*Data supplied*.
.....
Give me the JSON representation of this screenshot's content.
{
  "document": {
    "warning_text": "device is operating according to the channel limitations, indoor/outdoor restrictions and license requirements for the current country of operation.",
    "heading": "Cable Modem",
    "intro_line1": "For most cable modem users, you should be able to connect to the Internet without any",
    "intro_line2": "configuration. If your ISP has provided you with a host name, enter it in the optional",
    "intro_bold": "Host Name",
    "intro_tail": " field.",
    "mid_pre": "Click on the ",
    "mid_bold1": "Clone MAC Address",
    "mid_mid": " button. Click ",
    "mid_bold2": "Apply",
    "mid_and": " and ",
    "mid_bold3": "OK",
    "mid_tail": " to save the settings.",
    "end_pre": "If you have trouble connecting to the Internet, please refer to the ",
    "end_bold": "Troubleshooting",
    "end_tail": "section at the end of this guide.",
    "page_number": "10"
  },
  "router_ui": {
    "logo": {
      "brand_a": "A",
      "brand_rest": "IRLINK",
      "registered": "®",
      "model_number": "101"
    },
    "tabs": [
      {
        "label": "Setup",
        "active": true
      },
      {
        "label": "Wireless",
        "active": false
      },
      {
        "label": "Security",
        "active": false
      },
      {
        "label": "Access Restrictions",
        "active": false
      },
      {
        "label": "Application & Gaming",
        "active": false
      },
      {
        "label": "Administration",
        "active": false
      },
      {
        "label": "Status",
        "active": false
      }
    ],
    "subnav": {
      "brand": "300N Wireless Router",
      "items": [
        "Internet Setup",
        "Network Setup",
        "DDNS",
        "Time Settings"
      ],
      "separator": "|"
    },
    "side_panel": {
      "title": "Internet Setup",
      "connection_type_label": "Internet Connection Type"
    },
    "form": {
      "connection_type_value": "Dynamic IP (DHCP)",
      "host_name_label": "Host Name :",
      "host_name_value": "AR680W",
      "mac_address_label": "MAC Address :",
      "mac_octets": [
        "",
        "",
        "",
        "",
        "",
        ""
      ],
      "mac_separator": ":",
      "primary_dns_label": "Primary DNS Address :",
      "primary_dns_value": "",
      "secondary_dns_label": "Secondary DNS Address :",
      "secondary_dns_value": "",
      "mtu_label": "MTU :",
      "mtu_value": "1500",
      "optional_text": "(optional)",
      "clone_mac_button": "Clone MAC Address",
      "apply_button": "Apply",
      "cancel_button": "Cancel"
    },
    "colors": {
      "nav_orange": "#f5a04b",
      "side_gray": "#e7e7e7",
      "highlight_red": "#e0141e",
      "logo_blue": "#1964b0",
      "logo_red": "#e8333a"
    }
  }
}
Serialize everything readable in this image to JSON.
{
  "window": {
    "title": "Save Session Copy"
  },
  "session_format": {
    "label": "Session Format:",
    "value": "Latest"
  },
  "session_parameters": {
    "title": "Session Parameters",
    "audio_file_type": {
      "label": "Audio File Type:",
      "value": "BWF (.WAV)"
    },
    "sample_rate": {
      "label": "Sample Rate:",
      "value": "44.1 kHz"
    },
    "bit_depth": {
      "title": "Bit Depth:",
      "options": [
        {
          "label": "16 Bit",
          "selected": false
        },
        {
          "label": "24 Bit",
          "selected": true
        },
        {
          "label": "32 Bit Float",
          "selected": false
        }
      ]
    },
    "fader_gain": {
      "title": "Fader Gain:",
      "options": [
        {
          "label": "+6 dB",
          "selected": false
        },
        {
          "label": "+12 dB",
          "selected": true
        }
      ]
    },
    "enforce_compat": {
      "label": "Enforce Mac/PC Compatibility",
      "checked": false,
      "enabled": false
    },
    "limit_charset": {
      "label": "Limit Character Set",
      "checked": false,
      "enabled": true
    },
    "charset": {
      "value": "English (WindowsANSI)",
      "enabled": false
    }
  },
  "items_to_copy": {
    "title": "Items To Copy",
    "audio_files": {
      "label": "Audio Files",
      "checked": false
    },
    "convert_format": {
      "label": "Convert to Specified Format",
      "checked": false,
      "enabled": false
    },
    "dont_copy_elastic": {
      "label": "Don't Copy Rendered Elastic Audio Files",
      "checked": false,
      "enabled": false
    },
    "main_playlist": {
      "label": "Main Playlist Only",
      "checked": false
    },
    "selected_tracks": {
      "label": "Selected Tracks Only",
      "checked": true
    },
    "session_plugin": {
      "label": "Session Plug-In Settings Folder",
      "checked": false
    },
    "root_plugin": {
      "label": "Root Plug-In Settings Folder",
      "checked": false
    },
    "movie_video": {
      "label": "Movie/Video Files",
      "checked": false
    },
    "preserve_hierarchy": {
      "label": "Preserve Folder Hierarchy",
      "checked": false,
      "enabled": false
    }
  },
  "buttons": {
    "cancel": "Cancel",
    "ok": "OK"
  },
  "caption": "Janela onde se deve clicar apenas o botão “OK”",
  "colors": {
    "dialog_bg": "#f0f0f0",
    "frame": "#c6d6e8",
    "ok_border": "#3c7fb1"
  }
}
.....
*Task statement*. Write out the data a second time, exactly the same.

*Result for this exercise*.
Give me the JSON representation of this screenshot's content.
{
  "document": {
    "warning_text": "device is operating according to the channel limitations, indoor/outdoor restrictions and license requirements for the current country of operation.",
    "heading": "Cable Modem",
    "intro_line1": "For most cable modem users, you should be able to connect to the Internet without any",
    "intro_line2": "configuration. If your ISP has provided you with a host name, enter it in the optional",
    "intro_bold": "Host Name",
    "intro_tail": " field.",
    "mid_pre": "Click on the ",
    "mid_bold1": "Clone MAC Address",
    "mid_mid": " button. Click ",
    "mid_bold2": "Apply",
    "mid_and": " and ",
    "mid_bold3": "OK",
    "mid_tail": " to save the settings.",
    "end_pre": "If you have trouble connecting to the Internet, please refer to the ",
    "end_bold": "Troubleshooting",
    "end_tail": "section at the end of this guide.",
    "page_number": "10"
  },
  "router_ui": {
    "logo": {
      "brand_a": "A",
      "brand_rest": "IRLINK",
      "registered": "®",
      "model_number": "101"
    },
    "tabs": [
      {
        "label": "Setup",
        "active": true
      },
      {
        "label": "Wireless",
        "active": false
      },
      {
        "label": "Security",
        "active": false
      },
      {
        "label": "Access Restrictions",
        "active": false
      },
      {
        "label": "Application & Gaming",
        "active": false
      },
      {
        "label": "Administration",
        "active": false
      },
      {
        "label": "Status",
        "active": false
      }
    ],
    "subnav": {
      "brand": "300N Wireless Router",
      "items": [
        "Internet Setup",
        "Network Setup",
        "DDNS",
        "Time Settings"
      ],
      "separator": "|"
    },
    "side_panel": {
      "title": "Internet Setup",
      "connection_type_label": "Internet Connection Type"
    },
    "form": {
      "connection_type_value": "Dynamic IP (DHCP)",
      "host_name_label": "Host Name :",
      "host_name_value": "AR680W",
      "mac_address_label": "MAC Address :",
      "mac_octets": [
        "",
        "",
        "",
        "",
        "",
        ""
      ],
      "mac_separator": ":",
      "primary_dns_label": "Primary DNS Address :",
      "primary_dns_value": "",
      "secondary_dns_label": "Secondary DNS Address :",
      "secondary_dns_value": "",
      "mtu_label": "MTU :",
      "mtu_value": "1500",
      "optional_text": "(optional)",
      "clone_mac_button": "Clone MAC Address",
      "apply_button": "Apply",
      "cancel_button": "Cancel"
    },
    "colors": {
      "nav_orange": "#f5a04b",
      "side_gray": "#e7e7e7",
      "highlight_red": "#e0141e",
      "logo_blue": "#1964b0",
      "logo_red": "#e8333a"
    }
  }
}
Serialize everything readable in this image to JSON.
{
  "window": {
    "title": "Save Session Copy"
  },
  "session_format": {
    "label": "Session Format:",
    "value": "Latest"
  },
  "session_parameters": {
    "title": "Session Parameters",
    "audio_file_type": {
      "label": "Audio File Type:",
      "value": "BWF (.WAV)"
    },
    "sample_rate": {
      "label": "Sample Rate:",
      "value": "44.1 kHz"
    },
    "bit_depth": {
      "title": "Bit Depth:",
      "options": [
        {
          "label": "16 Bit",
          "selected": false
        },
        {
          "label": "24 Bit",
          "selected": true
        },
        {
          "label": "32 Bit Float",
          "selected": false
        }
      ]
    },
    "fader_gain": {
      "title": "Fader Gain:",
      "options": [
        {
          "label": "+6 dB",
          "selected": false
        },
        {
          "label": "+12 dB",
          "selected": true
        }
      ]
    },
    "enforce_compat": {
      "label": "Enforce Mac/PC Compatibility",
      "checked": false,
      "enabled": false
    },
    "limit_charset": {
      "label": "Limit Character Set",
      "checked": false,
      "enabled": true
    },
    "charset": {
      "value": "English (WindowsANSI)",
      "enabled": false
    }
  },
  "items_to_copy": {
    "title": "Items To Copy",
    "audio_files": {
      "label": "Audio Files",
      "checked": false
    },
    "convert_format": {
      "label": "Convert to Specified Format",
      "checked": false,
      "enabled": false
    },
    "dont_copy_elastic": {
      "label": "Don't Copy Rendered Elastic Audio Files",
      "checked": false,
      "enabled": false
    },
    "main_playlist": {
      "label": "Main Playlist Only",
      "checked": false
    },
    "selected_tracks": {
      "label": "Selected Tracks Only",
      "checked": true
    },
    "session_plugin": {
      "label": "Session Plug-In Settings Folder",
      "checked": false
    },
    "root_plugin": {
      "label": "Root Plug-In Settings Folder",
      "checked": false
    },
    "movie_video": {
      "label": "Movie/Video Files",
      "checked": false
    },
    "preserve_hierarchy": {
      "label": "Preserve Folder Hierarchy",
      "checked": false,
      "enabled": false
    }
  },
  "buttons": {
    "cancel": "Cancel",
    "ok": "OK"
  },
  "caption": "Janela onde se deve clicar apenas o botão “OK”",
  "colors": {
    "dialog_bg": "#f0f0f0",
    "frame": "#c6d6e8",
    "ok_border": "#3c7fb1"
  }
}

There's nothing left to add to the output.